**WHAT IS BEING ASKED:**
Set the data below down again, exactly, with every picture left out.

ENTRIES PROVIDED Block Start

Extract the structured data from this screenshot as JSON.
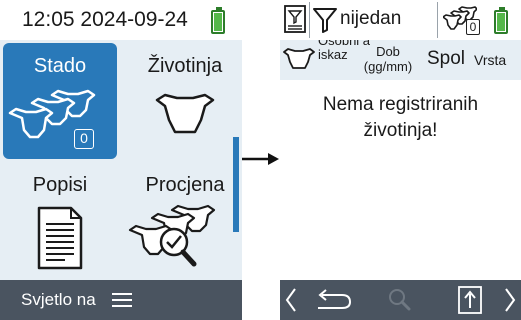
{
  "status": {
    "time": "12:05",
    "date": "2024-09-24",
    "battery_level": 1.0,
    "battery_color": "#55b84a"
  },
  "tiles": {
    "stado": {
      "label": "Stado",
      "count": "0",
      "selected": true
    },
    "zivotinja": {
      "label": "Životinja"
    },
    "popisi": {
      "label": "Popisi"
    },
    "procjena": {
      "label": "Procjena"
    }
  },
  "left_bottom": {
    "light_label": "Svjetlo na"
  },
  "right_header": {
    "filter_label": "nijedan",
    "herd_count": "0"
  },
  "columns": {
    "id": "Osobni a iskaz",
    "age": "Dob (gg/mm)",
    "sex": "Spol",
    "type": "Vrsta"
  },
  "empty": {
    "line1": "Nema registriranih",
    "line2": "životinja!"
  },
  "colors": {
    "accent": "#2979b9",
    "panel": "#e6eef4",
    "bar": "#4a5460"
  },
  "icons": [
    "battery-icon",
    "herd-icon",
    "cow-head-icon",
    "document-icon",
    "herd-search-icon",
    "menu-icon",
    "arrow-right-icon",
    "filter-document-icon",
    "funnel-icon",
    "chevron-left-icon",
    "back-icon",
    "search-icon",
    "upload-icon",
    "chevron-right-icon"
  ]
}
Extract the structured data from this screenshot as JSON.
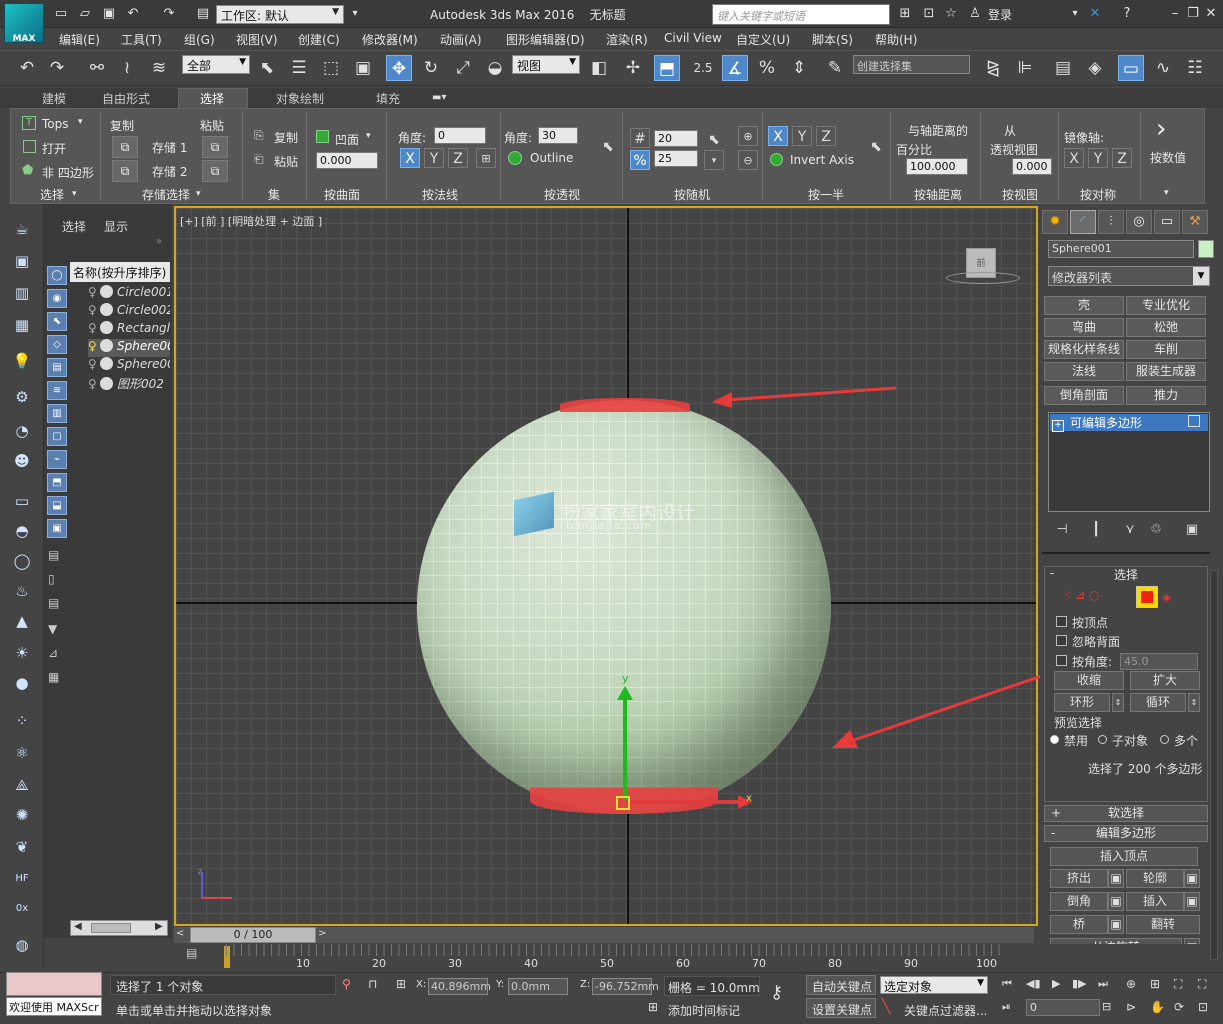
{
  "app": {
    "logo": "MAX",
    "title": "Autodesk 3ds Max 2016",
    "file_name": "无标题",
    "workspace": "工作区: 默认",
    "search_placeholder": "键入关键字或短语",
    "login": "登录"
  },
  "menu": [
    "编辑(E)",
    "工具(T)",
    "组(G)",
    "视图(V)",
    "创建(C)",
    "修改器(M)",
    "动画(A)",
    "图形编辑器(D)",
    "渲染(R)",
    "Civil View",
    "自定义(U)",
    "脚本(S)",
    "帮助(H)"
  ],
  "toolbar": {
    "filter": "全部",
    "ref_coord": "视图",
    "snap_value": "2.5",
    "named_selection_set": "创建选择集"
  },
  "ribbon": {
    "tabs": [
      "建模",
      "自由形式",
      "选择",
      "对象绘制",
      "填充"
    ],
    "active_tab": "选择",
    "tops_label": "Tops",
    "open_label": "打开",
    "non_quad_label": "非 四边形",
    "copy_label": "复制",
    "paste_label": "粘贴",
    "store1_label": "存储 1",
    "store2_label": "存储 2",
    "set_copy": "复制",
    "set_paste": "粘贴",
    "concave_label": "凹面",
    "concave_value": "0.000",
    "angle_label": "角度:",
    "angle_value": "0",
    "angle2_label": "角度:",
    "angle2_value": "30",
    "outline_label": "Outline",
    "random1": "20",
    "random2": "25",
    "invert_axis": "Invert Axis",
    "dist_pct_line1": "与轴距离的",
    "dist_pct_line2": "百分比",
    "dist_pct_value": "100.000",
    "from_persp_line1": "从",
    "from_persp_line2": "透视视图",
    "from_persp_value": "0.000",
    "mirror_axis": "镜像轴:",
    "by_value": "按数值",
    "groups": [
      "选择",
      "存储选择",
      "集",
      "按曲面",
      "按法线",
      "按透视",
      "按随机",
      "按一半",
      "按轴距离",
      "按视图",
      "按对称"
    ]
  },
  "scene_explorer": {
    "tab_select": "选择",
    "tab_display": "显示",
    "header": "名称(按升序排序)",
    "rows": [
      {
        "name": "Circle001",
        "selected": false
      },
      {
        "name": "Circle002",
        "selected": false
      },
      {
        "name": "Rectangle001",
        "selected": false
      },
      {
        "name": "Sphere001",
        "selected": true
      },
      {
        "name": "Sphere002",
        "selected": false
      },
      {
        "name": "图形002",
        "selected": false
      }
    ]
  },
  "viewport": {
    "label": "[+] [前 ] [明暗处理 + 边面 ]",
    "watermark_main": "扮家家室内设计",
    "watermark_sub": "banjiajia.com",
    "gizmo_y": "y",
    "gizmo_x": "x",
    "viewcube_face": "前"
  },
  "command_panel": {
    "object_name": "Sphere001",
    "object_color": "#c8f0c0",
    "modifier_list": "修改器列表",
    "modifier_buttons": [
      "壳",
      "专业优化",
      "弯曲",
      "松弛",
      "规格化样条线",
      "车削",
      "法线",
      "服装生成器",
      "倒角剖面",
      "推力"
    ],
    "stack_item": "可编辑多边形",
    "selection_rollout": {
      "title": "选择",
      "by_vertex": "按顶点",
      "ignore_backfacing": "忽略背面",
      "by_angle": "按角度:",
      "by_angle_value": "45.0",
      "shrink": "收缩",
      "grow": "扩大",
      "ring": "环形",
      "loop": "循环",
      "preview_title": "预览选择",
      "preview_off": "禁用",
      "preview_subobj": "子对象",
      "preview_multi": "多个",
      "selected_count": "选择了 200 个多边形"
    },
    "soft_selection": "软选择",
    "edit_polygons": {
      "title": "编辑多边形",
      "insert_vertex": "插入顶点",
      "extrude": "挤出",
      "outline": "轮廓",
      "bevel": "倒角",
      "inset": "插入",
      "bridge": "桥",
      "flip": "翻转",
      "hinge": "从边旋转"
    }
  },
  "timeline": {
    "slider": "0 / 100",
    "ticks": [
      "10",
      "20",
      "30",
      "40",
      "50",
      "60",
      "70",
      "80",
      "90",
      "100"
    ]
  },
  "status": {
    "maxscript": "欢迎使用 MAXScr",
    "selected": "选择了 1 个对象",
    "prompt": "单击或单击并拖动以选择对象",
    "x": "40.896mm",
    "y": "0.0mm",
    "z": "-96.752mm",
    "grid": "栅格 = 10.0mm",
    "add_time_tag": "添加时间标记",
    "auto_key": "自动关键点",
    "set_key": "设置关键点",
    "key_mode": "选定对象",
    "key_filter": "关键点过滤器...",
    "frame": "0",
    "brand_color": "#1ec0c0",
    "accent_color": "#4e88c8",
    "selection_color": "#e84040"
  }
}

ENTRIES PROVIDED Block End

**EXERCISE SOLUTION:**
Extract the structured data from this screenshot as JSON.
{
  "status": {
    "time": "12:05",
    "date": "2024-09-24",
    "battery_level": 1.0,
    "battery_color": "#55b84a"
  },
  "tiles": {
    "stado": {
      "label": "Stado",
      "count": "0",
      "selected": true
    },
    "zivotinja": {
      "label": "Životinja"
    },
    "popisi": {
      "label": "Popisi"
    },
    "procjena": {
      "label": "Procjena"
    }
  },
  "left_bottom": {
    "light_label": "Svjetlo na"
  },
  "right_header": {
    "filter_label": "nijedan",
    "herd_count": "0"
  },
  "columns": {
    "id": "Osobni a iskaz",
    "age": "Dob (gg/mm)",
    "sex": "Spol",
    "type": "Vrsta"
  },
  "empty": {
    "line1": "Nema registriranih",
    "line2": "životinja!"
  },
  "colors": {
    "accent": "#2979b9",
    "panel": "#e6eef4",
    "bar": "#4a5460"
  },
  "icons": [
    "battery-icon",
    "herd-icon",
    "cow-head-icon",
    "document-icon",
    "herd-search-icon",
    "menu-icon",
    "arrow-right-icon",
    "filter-document-icon",
    "funnel-icon",
    "chevron-left-icon",
    "back-icon",
    "search-icon",
    "upload-icon",
    "chevron-right-icon"
  ]
}
Extract the structured data from this screenshot as JSON.
{
  "app": {
    "logo": "MAX",
    "title": "Autodesk 3ds Max 2016",
    "file_name": "无标题",
    "workspace": "工作区: 默认",
    "search_placeholder": "键入关键字或短语",
    "login": "登录"
  },
  "menu": [
    "编辑(E)",
    "工具(T)",
    "组(G)",
    "视图(V)",
    "创建(C)",
    "修改器(M)",
    "动画(A)",
    "图形编辑器(D)",
    "渲染(R)",
    "Civil View",
    "自定义(U)",
    "脚本(S)",
    "帮助(H)"
  ],
  "toolbar": {
    "filter": "全部",
    "ref_coord": "视图",
    "snap_value": "2.5",
    "named_selection_set": "创建选择集"
  },
  "ribbon": {
    "tabs": [
      "建模",
      "自由形式",
      "选择",
      "对象绘制",
      "填充"
    ],
    "active_tab": "选择",
    "tops_label": "Tops",
    "open_label": "打开",
    "non_quad_label": "非 四边形",
    "copy_label": "复制",
    "paste_label": "粘贴",
    "store1_label": "存储 1",
    "store2_label": "存储 2",
    "set_copy": "复制",
    "set_paste": "粘贴",
    "concave_label": "凹面",
    "concave_value": "0.000",
    "angle_label": "角度:",
    "angle_value": "0",
    "angle2_label": "角度:",
    "angle2_value": "30",
    "outline_label": "Outline",
    "random1": "20",
    "random2": "25",
    "invert_axis": "Invert Axis",
    "dist_pct_line1": "与轴距离的",
    "dist_pct_line2": "百分比",
    "dist_pct_value": "100.000",
    "from_persp_line1": "从",
    "from_persp_line2": "透视视图",
    "from_persp_value": "0.000",
    "mirror_axis": "镜像轴:",
    "by_value": "按数值",
    "groups": [
      "选择",
      "存储选择",
      "集",
      "按曲面",
      "按法线",
      "按透视",
      "按随机",
      "按一半",
      "按轴距离",
      "按视图",
      "按对称"
    ]
  },
  "scene_explorer": {
    "tab_select": "选择",
    "tab_display": "显示",
    "header": "名称(按升序排序)",
    "rows": [
      {
        "name": "Circle001",
        "selected": false
      },
      {
        "name": "Circle002",
        "selected": false
      },
      {
        "name": "Rectangle001",
        "selected": false
      },
      {
        "name": "Sphere001",
        "selected": true
      },
      {
        "name": "Sphere002",
        "selected": false
      },
      {
        "name": "图形002",
        "selected": false
      }
    ]
  },
  "viewport": {
    "label": "[+] [前 ] [明暗处理 + 边面 ]",
    "watermark_main": "扮家家室内设计",
    "watermark_sub": "banjiajia.com",
    "gizmo_y": "y",
    "gizmo_x": "x",
    "viewcube_face": "前"
  },
  "command_panel": {
    "object_name": "Sphere001",
    "object_color": "#c8f0c0",
    "modifier_list": "修改器列表",
    "modifier_buttons": [
      "壳",
      "专业优化",
      "弯曲",
      "松弛",
      "规格化样条线",
      "车削",
      "法线",
      "服装生成器",
      "倒角剖面",
      "推力"
    ],
    "stack_item": "可编辑多边形",
    "selection_rollout": {
      "title": "选择",
      "by_vertex": "按顶点",
      "ignore_backfacing": "忽略背面",
      "by_angle": "按角度:",
      "by_angle_value": "45.0",
      "shrink": "收缩",
      "grow": "扩大",
      "ring": "环形",
      "loop": "循环",
      "preview_title": "预览选择",
      "preview_off": "禁用",
      "preview_subobj": "子对象",
      "preview_multi": "多个",
      "selected_count": "选择了 200 个多边形"
    },
    "soft_selection": "软选择",
    "edit_polygons": {
      "title": "编辑多边形",
      "insert_vertex": "插入顶点",
      "extrude": "挤出",
      "outline": "轮廓",
      "bevel": "倒角",
      "inset": "插入",
      "bridge": "桥",
      "flip": "翻转",
      "hinge": "从边旋转"
    }
  },
  "timeline": {
    "slider": "0 / 100",
    "ticks": [
      "10",
      "20",
      "30",
      "40",
      "50",
      "60",
      "70",
      "80",
      "90",
      "100"
    ]
  },
  "status": {
    "maxscript": "欢迎使用 MAXScr",
    "selected": "选择了 1 个对象",
    "prompt": "单击或单击并拖动以选择对象",
    "x": "40.896mm",
    "y": "0.0mm",
    "z": "-96.752mm",
    "grid": "栅格 = 10.0mm",
    "add_time_tag": "添加时间标记",
    "auto_key": "自动关键点",
    "set_key": "设置关键点",
    "key_mode": "选定对象",
    "key_filter": "关键点过滤器...",
    "frame": "0",
    "brand_color": "#1ec0c0",
    "accent_color": "#4e88c8",
    "selection_color": "#e84040"
  }
}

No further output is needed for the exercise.